UCLan given prestigious national accreditation for archaeology course
University one of seven nationally to receive formal recognition
The University of Central Lancashire’s (UCLan) has become one of the first universities in the country to receive national accreditation for its archaeology and anthropology courses.
The prestigious recognition has been made by University Archaeology UK (UAUK) and the Chartered Institute for Archaeologists (CIfA), with UCLan being the only university in the North West of England to receive the award.
Nationally UCLan is one of just seven universities, including University College London, to receive the new accreditation. It will mean that students at UCLan will now be able to study for undergraduate and masters degrees which will give them officially recognised skills suitable for a career working in archaeology and the heritage environment.
In awarding accreditation status to UCLan, both UAUK and CIfA praised the university’s focus on excavation and field archaeology, as well as the range of opportunities it provides to students to work on excavations and other projects.

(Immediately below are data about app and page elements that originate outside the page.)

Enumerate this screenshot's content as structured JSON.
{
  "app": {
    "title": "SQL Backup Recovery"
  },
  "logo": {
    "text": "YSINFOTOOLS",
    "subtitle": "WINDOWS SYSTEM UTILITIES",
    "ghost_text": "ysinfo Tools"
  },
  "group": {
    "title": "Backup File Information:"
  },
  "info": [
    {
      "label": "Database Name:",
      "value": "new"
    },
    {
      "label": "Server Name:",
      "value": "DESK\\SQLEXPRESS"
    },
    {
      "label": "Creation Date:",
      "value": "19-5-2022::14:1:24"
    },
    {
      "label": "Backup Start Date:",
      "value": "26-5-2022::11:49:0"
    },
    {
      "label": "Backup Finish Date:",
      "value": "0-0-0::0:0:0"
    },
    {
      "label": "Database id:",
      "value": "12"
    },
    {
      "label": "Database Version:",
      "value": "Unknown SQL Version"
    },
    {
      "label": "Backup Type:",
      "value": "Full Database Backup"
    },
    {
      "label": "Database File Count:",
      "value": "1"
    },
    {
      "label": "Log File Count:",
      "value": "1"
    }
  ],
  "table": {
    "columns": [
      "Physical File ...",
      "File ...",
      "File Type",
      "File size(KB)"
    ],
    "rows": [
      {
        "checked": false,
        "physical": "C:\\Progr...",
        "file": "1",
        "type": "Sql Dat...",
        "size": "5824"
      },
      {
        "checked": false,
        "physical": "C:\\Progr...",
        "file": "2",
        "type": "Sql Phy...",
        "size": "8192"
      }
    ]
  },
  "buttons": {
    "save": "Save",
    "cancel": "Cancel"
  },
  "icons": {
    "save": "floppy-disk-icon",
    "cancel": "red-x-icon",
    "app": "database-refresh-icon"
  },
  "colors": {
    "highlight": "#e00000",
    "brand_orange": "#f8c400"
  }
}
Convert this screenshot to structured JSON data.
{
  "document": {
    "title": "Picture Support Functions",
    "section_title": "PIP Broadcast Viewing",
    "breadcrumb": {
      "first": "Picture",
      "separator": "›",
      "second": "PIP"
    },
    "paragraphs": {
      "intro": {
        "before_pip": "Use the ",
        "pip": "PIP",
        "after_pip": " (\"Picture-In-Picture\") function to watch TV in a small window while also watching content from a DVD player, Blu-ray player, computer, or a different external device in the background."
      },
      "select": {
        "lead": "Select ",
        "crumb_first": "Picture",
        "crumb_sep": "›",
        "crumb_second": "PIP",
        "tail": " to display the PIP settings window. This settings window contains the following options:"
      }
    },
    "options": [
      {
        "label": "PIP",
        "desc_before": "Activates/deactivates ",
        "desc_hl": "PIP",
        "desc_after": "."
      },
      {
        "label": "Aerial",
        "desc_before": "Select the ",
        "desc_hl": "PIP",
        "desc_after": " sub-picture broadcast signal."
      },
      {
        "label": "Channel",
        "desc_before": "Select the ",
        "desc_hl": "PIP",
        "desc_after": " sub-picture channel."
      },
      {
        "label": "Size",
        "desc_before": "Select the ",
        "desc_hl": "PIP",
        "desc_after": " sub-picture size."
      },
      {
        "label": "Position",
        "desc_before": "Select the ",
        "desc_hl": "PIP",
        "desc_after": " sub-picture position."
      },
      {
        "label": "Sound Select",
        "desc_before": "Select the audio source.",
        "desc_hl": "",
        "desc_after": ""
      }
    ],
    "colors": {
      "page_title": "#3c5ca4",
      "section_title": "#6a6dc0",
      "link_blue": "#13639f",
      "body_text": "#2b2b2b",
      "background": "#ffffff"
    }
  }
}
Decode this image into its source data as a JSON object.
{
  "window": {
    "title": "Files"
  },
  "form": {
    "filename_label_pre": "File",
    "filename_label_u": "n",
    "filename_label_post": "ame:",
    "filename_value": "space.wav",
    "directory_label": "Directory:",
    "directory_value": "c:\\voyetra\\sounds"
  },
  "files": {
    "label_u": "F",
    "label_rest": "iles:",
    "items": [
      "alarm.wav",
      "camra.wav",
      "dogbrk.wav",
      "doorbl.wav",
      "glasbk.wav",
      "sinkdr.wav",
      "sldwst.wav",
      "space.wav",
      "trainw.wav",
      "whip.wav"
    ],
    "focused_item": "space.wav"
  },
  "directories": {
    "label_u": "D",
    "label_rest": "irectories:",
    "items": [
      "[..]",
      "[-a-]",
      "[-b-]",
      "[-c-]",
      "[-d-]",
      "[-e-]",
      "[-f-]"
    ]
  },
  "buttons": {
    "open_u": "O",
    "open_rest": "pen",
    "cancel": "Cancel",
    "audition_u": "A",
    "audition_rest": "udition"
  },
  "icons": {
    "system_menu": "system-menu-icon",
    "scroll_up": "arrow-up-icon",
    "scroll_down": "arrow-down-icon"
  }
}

As part of their studies. UCLan’s undergraduate archaeologists have the chance to attend excavations on campus and work on prehistoric sites in locations as far afield as the Forest of Bowland in Lancashire, Anglesey, The Orkneys and California. There are also opportunities to work with museums and other heritage organisations on outreach and communication projects.
In addition UAUK and CifA highlighted the support provided by the department and staff at UCLan which meant that students ”clearly feel very well supported both professionally and personally”.
"This accreditation will further enhance our students’ employability in the heritage sector."
Dr James Morris, UCLan’s course leader for Archaeology said: “We are pleased that our commitment to align the course content with professional practice and the unparalleled fieldwork opportunities we offer our students have been recognised. This accreditation will further enhance our students’ employability in the heritage sector.’
Choosing an accredited undergraduate or Masters degree in archaeology is a well-established entry route in many career sectors including engineering, planning and architecture, and is widely recognised as the first step on a career pathway leading to professional status.
Chris Gerrard, Chair of University Archaeology UK (UAUK), commented “Accreditation is an exciting new initiative for students taking archaeology courses at universities and for the profession more widely. It recognises the value of real knowledge of working practices across the sector by students across the UK.”
Peter Hinton, Chief Executive of the CIfA said ‘We are delighted to be working with UAUK on this important initiative. Ensuring that students are able to gain skills relevant to a career in the historic environment is vital if the sector is to have access to sufficient competent, accredited professionals to meet the demand for historic environment services and to deliver public benefit.”